67% increase in bullying leading to eating disorder
Monday 19 November 2012
As Anti Bullying Week commences (19 -23 November), bullying has been found to be responsible for eating disorders in more than 75% of people surveyed by Beat. This represents a 67% increase since the charity carried out a similar survey two years ago.
• 600 people were surveyed
• 90% said they had been bullied at some time in their life
• 78% acknowledged that this had led to their eating disorder compared to 46% in Beat’s 2010 survey
• Over 40% said they were under the age of 10 when the bullying started.

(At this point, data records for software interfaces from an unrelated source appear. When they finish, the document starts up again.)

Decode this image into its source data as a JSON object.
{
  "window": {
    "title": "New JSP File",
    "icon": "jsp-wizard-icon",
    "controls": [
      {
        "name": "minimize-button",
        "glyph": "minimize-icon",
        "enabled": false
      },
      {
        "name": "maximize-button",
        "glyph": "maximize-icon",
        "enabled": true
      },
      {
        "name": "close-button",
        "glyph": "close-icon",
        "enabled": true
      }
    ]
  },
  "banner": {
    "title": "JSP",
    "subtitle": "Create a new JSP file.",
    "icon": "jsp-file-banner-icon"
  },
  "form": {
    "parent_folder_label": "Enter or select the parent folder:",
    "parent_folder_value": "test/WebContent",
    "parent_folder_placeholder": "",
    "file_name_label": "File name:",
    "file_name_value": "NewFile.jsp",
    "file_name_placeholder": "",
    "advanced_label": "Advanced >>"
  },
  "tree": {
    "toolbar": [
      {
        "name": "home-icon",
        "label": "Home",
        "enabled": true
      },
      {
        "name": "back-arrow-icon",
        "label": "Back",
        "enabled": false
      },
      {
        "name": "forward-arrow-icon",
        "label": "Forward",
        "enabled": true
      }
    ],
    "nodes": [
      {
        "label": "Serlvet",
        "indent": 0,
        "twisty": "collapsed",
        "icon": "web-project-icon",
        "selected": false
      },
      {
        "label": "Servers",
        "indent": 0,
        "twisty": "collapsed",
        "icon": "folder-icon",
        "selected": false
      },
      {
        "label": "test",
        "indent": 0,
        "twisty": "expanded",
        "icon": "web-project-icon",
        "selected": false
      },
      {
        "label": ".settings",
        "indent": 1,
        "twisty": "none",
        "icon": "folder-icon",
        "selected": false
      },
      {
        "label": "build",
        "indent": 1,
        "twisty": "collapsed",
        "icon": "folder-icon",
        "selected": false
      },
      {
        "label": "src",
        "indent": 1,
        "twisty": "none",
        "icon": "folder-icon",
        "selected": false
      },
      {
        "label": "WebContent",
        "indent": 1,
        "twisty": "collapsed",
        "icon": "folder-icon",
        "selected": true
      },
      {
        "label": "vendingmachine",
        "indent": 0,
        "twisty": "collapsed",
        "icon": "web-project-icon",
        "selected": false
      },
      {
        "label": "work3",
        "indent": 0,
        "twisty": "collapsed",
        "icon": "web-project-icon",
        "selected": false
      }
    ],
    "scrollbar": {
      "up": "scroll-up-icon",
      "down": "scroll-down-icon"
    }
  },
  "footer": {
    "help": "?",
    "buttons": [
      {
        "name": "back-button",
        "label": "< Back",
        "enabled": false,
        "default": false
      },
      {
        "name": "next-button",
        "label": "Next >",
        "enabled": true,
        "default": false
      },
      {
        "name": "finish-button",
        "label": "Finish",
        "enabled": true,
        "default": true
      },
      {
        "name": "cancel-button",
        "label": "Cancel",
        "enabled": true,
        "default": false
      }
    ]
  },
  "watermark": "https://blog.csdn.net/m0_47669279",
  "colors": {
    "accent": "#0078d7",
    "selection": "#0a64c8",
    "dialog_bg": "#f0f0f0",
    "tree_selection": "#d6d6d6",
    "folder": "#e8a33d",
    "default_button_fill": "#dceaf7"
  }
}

Chief Executive Susan Ringwood: “We know that low self esteem can lead to eating disorders, and bullying of any kind lowers self esteem. Any increase in bullying is very worrying, especially when such young people are involved. We know how important it is for young people’s concerns about bullying to be taken seriously and sorted out quickly. Schools need to make sure their anti-bullying policies are effective and used - and not just a dusty document on a shelf.”

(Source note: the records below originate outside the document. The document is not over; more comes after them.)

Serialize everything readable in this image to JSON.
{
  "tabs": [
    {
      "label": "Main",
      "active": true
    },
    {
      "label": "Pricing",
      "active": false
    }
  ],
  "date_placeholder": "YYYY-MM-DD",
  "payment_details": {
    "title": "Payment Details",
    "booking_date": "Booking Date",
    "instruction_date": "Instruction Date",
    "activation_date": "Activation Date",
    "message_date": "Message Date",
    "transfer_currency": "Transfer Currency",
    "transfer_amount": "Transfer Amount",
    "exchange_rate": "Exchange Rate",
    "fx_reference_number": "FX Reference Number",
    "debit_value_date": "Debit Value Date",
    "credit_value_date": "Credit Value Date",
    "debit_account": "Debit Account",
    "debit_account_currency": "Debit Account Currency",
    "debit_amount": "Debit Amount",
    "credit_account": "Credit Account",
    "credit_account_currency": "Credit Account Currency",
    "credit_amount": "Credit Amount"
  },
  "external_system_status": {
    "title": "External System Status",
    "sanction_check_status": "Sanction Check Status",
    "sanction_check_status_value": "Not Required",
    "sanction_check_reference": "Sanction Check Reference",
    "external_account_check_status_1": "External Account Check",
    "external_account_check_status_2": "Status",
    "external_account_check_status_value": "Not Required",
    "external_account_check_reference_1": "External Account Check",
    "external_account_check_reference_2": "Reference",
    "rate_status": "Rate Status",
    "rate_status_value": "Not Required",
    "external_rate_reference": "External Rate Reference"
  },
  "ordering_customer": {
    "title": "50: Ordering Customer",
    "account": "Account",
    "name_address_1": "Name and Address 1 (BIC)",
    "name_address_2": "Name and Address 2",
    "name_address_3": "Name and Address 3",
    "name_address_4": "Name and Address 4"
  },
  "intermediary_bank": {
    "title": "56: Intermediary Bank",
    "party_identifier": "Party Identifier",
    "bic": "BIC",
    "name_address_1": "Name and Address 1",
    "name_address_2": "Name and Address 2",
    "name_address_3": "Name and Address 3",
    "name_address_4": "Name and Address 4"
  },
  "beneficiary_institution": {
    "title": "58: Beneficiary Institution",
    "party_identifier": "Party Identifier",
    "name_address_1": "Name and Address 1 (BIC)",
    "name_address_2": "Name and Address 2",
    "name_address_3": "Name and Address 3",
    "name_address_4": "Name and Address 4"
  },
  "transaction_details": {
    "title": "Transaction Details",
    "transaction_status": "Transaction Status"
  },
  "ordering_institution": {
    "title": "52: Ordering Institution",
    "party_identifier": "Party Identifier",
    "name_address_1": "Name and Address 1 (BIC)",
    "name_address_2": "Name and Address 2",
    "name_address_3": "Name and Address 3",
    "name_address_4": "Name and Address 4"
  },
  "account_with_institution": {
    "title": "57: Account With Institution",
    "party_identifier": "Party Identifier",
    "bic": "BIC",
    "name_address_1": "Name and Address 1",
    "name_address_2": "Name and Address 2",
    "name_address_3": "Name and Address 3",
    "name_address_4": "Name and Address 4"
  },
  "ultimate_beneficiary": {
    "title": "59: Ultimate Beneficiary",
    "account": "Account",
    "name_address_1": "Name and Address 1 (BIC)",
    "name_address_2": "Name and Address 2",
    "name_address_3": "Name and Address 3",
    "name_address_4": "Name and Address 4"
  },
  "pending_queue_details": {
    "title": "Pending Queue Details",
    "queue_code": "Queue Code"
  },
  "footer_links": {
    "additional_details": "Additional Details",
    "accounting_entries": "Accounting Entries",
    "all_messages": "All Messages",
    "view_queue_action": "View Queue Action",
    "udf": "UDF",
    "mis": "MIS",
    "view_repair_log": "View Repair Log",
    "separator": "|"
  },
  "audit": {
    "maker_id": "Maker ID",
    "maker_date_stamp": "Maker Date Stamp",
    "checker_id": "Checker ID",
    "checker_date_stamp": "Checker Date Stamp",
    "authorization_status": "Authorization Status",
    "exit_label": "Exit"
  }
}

Two eating disorder sufferers shared their experiences of being bullied:
I went to an all girls school and when I was away from school for a week on holiday my friends and other girls in the class started a 'hate' group. They all wrote 'shana h8r' on their hand. They had a shana h8r book which had pictures of me as a whale and a bus, poems and prayers about how fat and ugly I was and comments from all members. They also wrote stuff about me on the board in our classroom. I initially stopped eating for a while and then the eating disorder progressed. Then when I got under weight girls would make bitchy comments about how skinny I was, how I didn't eat and made myself sick.
At school I was bullied out of three groups of friends to the point where I sat by myself in and out of class. I never went out and now I still don’t. Bullying has destroyed my self-esteem - I have one friend - my flatmate - and I find socialising exceptionally difficult. I have no interest in relationships. Anorexia became my friend - it gave me comfort and separated me from the scary world of socialising - I didn't have anything else on my mind. I am now recovering but am still exceptionally controlled and rigid around mealtimes. The habits I developed from inpatient care as well as those from the illness are engraved within me and I fear they always will be. Bullying was the cause of low-self-esteem which was the cause of anorexia.
For more information, contact Mary George, Press Officer on 0300 123 706 or email firstname.lastname@example.org